  • Technology Experience – Having technology experience seems to be a important for Aptiv’s board. Ana Pinczuk was the VP of Engineering at Cisco Systems, Nick Donofrio was the Senior VP of Technology at IBM, and Rick Clemmer’s time as the CEO of NXP Semiconductors doubles as technology experience. On Delta’s board, David DeWalt was CEO of McAfee Inc.
  • Operations Experience – Both Aptiv and Delta value operations experience. On Aptiv’s board, Kevin Clark was once the COO at Aptiv and Joseph Hooley was previously COO at State Street Corporation. On Delta’s board, David Taylor worked in Operations at Procter & Gamble.
  • Legal Experience – Francis Blake, one of the board members at Delta, previously held the role of general counsel at General Electric and the U.S. Environmental Protection Agency.
  • Sales Experience – Ana Pinczuk, a member of Aptiv’s board, held senior sales roles at AT&T and Cisco Systems. David DeWalt, from Delta, held roles in sales at a number of companies including Oracle, Quest Software, and Segue Software.
  • Marketing Experience – A member of Delta’s board, Kathy Waller, worked in marketing at McDonald’s. Fellow board member David Taylor gained marketing experience while at Procter & Gamble.
  • HR Experience – Michael Huerta, from Delta, was the Chief of Staff for the U.S. Transportation Secretary Rodney E. Slater.
  • Academic Experience – A public policy professor, Ashton Carter—a member of Delta’s board—currently serves as Director of the Belfer Center for Science & International Affairs at Harvard Kennedy School.
  • Government Experience – Several Delta board members have experience in government organizations, including Ashton Carter in the U.S. Department of Defense, Francis Blake at the U.S. Environmental Protection Agency, and Michael Huerta at the U.S. Federal Aviation Administration.
  • IPO Experience – Both Aptiv and Delta have board members with IPO experience. At Aptiv, Kevin Clark took Delphi Automotive (the former name of Aptiv) public in 2011. Richard Clemmer took NXP Semiconductors public in 2010. At Delta, David DeWalt took FireEye public in 2013, and George Mattson founded and took public NextGen Acquisition Corp in 2020.

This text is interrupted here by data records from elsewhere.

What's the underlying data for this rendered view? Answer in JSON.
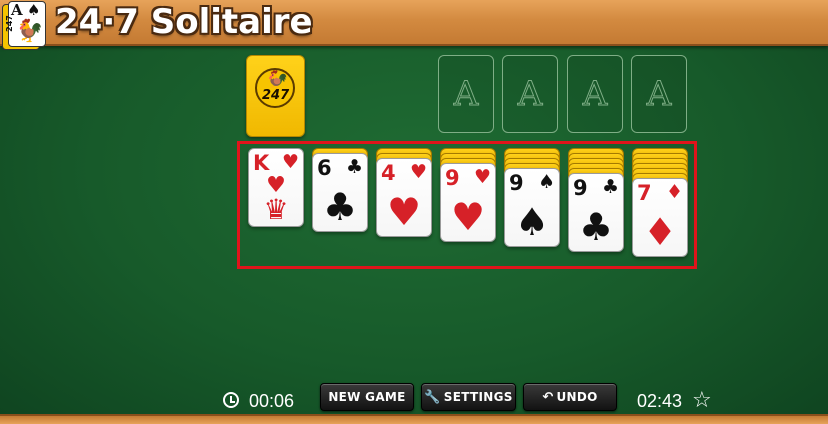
{
  "header": {
    "logo": {
      "rank": "A",
      "suit": "♠",
      "side_text": "247",
      "bird": "🐓"
    },
    "title": "24·7 Solitaire"
  },
  "stock": {
    "emblem_text": "247",
    "bird": "🐓"
  },
  "foundations": [
    {
      "label": "A"
    },
    {
      "label": "A"
    },
    {
      "label": "A"
    },
    {
      "label": "A"
    }
  ],
  "tableau": [
    {
      "face_down": 0,
      "card": {
        "rank": "K",
        "suit": "♥",
        "color": "red"
      }
    },
    {
      "face_down": 1,
      "card": {
        "rank": "6",
        "suit": "♣",
        "color": "black"
      }
    },
    {
      "face_down": 2,
      "card": {
        "rank": "4",
        "suit": "♥",
        "color": "red"
      }
    },
    {
      "face_down": 3,
      "card": {
        "rank": "9",
        "suit": "♥",
        "color": "red"
      }
    },
    {
      "face_down": 4,
      "card": {
        "rank": "9",
        "suit": "♠",
        "color": "black"
      }
    },
    {
      "face_down": 5,
      "card": {
        "rank": "9",
        "suit": "♣",
        "color": "black"
      }
    },
    {
      "face_down": 6,
      "card": {
        "rank": "7",
        "suit": "♦",
        "color": "red"
      }
    }
  ],
  "footer": {
    "elapsed_time": "00:06",
    "new_game_label": "NEW GAME",
    "settings_label": "SETTINGS",
    "undo_label": "UNDO",
    "best_time": "02:43",
    "star_icon": "☆",
    "settings_icon": "🔧",
    "undo_icon": "↶"
  },
  "colors": {
    "felt": "#175a2a",
    "wood": "#d38a40",
    "card_back": "#f7c400",
    "red_suit": "#d62128",
    "selection": "#e0141b"
  }
}
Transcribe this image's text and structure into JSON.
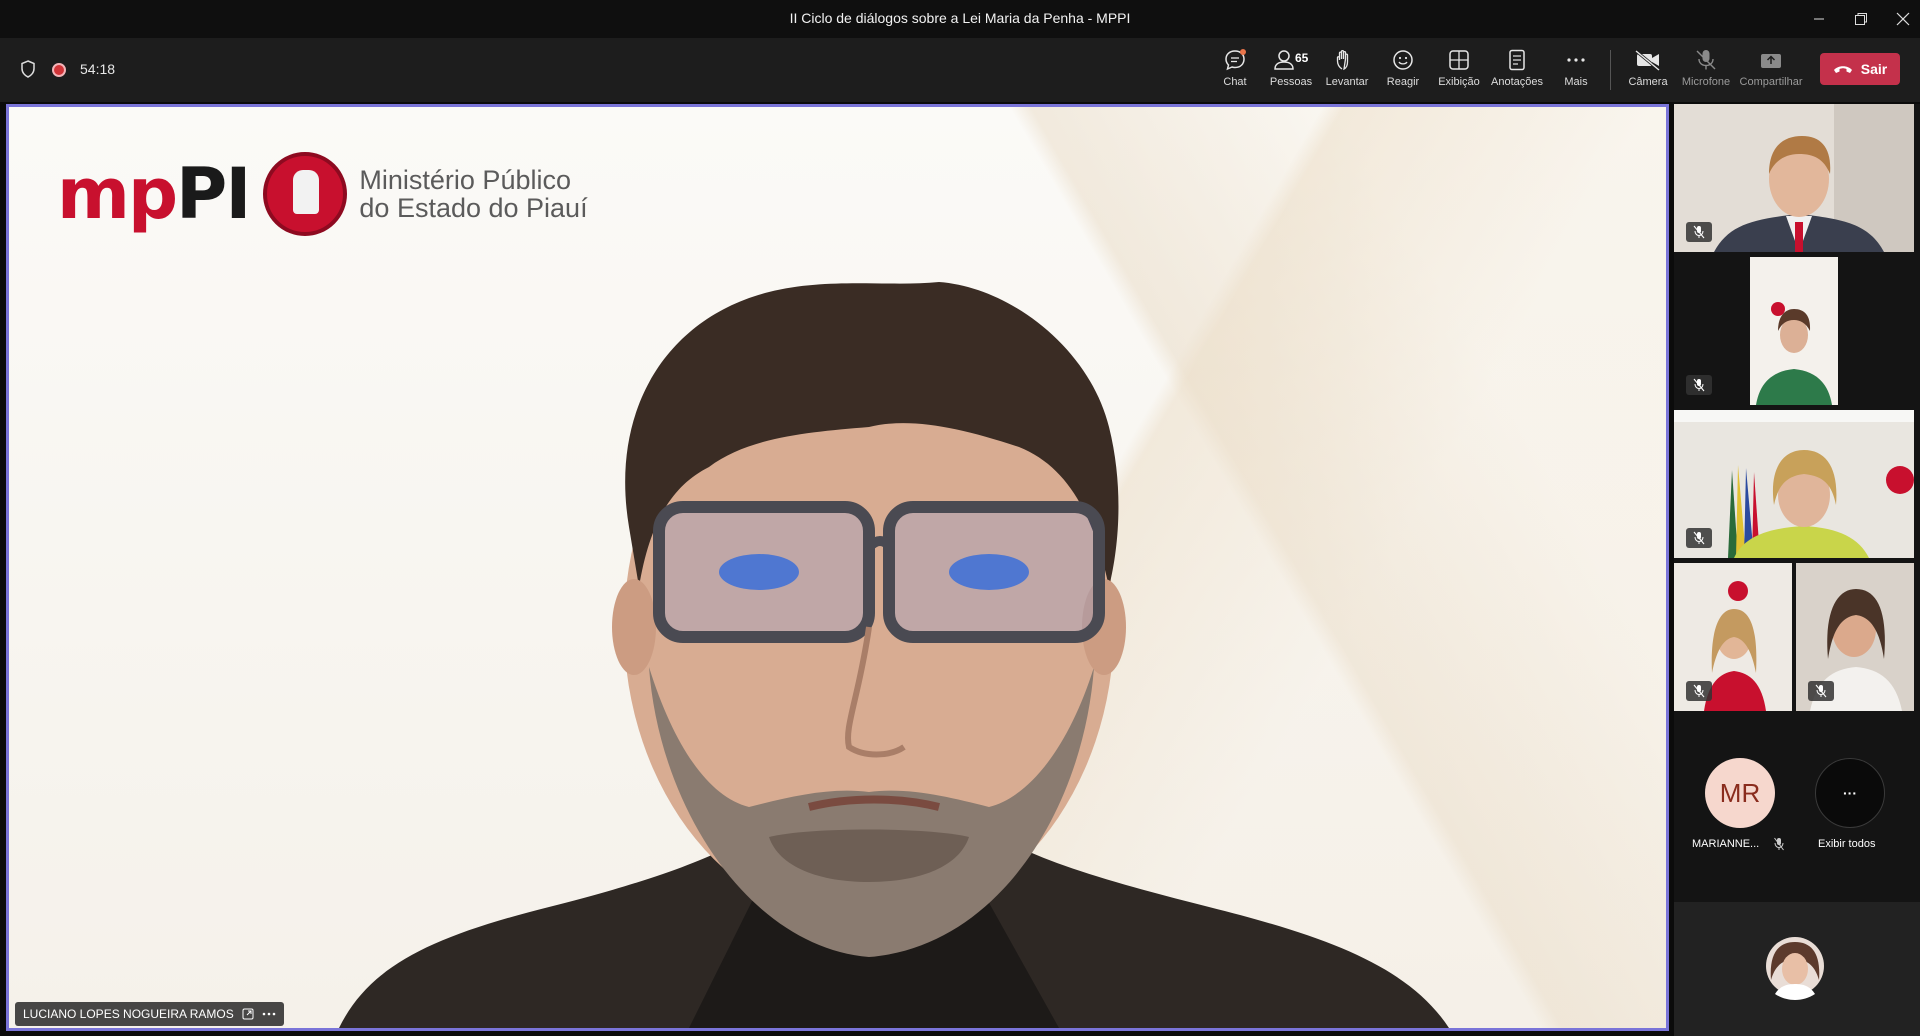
{
  "window": {
    "title": "II Ciclo de diálogos sobre a Lei Maria da Penha - MPPI"
  },
  "meeting": {
    "timer": "54:18"
  },
  "toolbar": {
    "chat": "Chat",
    "people_count": "65",
    "people": "Pessoas",
    "raise": "Levantar",
    "react": "Reagir",
    "view": "Exibição",
    "notes": "Anotações",
    "more": "Mais",
    "camera": "Câmera",
    "mic": "Microfone",
    "share": "Compartilhar",
    "leave": "Sair"
  },
  "stage": {
    "logo_mark_a": "mp",
    "logo_mark_b": "PI",
    "logo_line1": "Ministério Público",
    "logo_line2": "do Estado do Piauí",
    "speaker_name": "LUCIANO LOPES NOGUEIRA RAMOS"
  },
  "gallery": {
    "avatar_initials": "MR",
    "avatar_name": "MARIANNE...",
    "show_all_icon": "···",
    "show_all": "Exibir todos"
  },
  "colors": {
    "accent_border": "#7a74d8",
    "leave_button": "#c4314b",
    "brand_red": "#c8102e",
    "recording": "#d13438",
    "avatar_bg": "#f6d7cd",
    "avatar_text": "#8a2c1d"
  },
  "icons": [
    "shield-icon",
    "recording-icon",
    "chat-icon",
    "people-icon",
    "hand-icon",
    "smiley-icon",
    "grid-icon",
    "notes-icon",
    "more-icon",
    "camera-off-icon",
    "mic-off-icon",
    "share-icon",
    "phone-hangup-icon",
    "pop-out-icon",
    "ellipsis-icon"
  ]
}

  • PE Experience – Aptiv board member Paul Meister is the founding partner at Liberty Lane Ventures, and Nancy Cooper was a partner at General Atlantic Partners.